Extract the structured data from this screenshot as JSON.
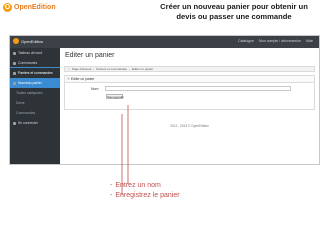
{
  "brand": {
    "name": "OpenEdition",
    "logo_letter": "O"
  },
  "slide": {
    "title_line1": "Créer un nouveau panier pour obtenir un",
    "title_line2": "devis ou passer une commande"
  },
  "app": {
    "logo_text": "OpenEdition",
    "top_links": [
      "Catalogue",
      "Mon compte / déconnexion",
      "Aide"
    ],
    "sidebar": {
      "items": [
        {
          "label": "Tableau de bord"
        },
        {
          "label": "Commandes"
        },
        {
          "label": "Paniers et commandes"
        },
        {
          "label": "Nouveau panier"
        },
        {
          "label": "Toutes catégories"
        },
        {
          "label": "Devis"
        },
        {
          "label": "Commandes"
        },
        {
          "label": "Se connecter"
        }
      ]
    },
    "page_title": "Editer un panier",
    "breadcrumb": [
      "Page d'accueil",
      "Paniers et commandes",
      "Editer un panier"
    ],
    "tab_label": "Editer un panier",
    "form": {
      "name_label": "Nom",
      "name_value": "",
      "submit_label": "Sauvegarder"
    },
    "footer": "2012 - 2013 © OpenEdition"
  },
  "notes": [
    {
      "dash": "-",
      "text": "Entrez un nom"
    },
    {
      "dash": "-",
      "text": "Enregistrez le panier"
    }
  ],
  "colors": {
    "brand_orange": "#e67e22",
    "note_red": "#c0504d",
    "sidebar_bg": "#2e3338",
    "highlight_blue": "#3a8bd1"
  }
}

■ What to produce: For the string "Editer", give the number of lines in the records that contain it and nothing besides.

■ Result of the exercise: 3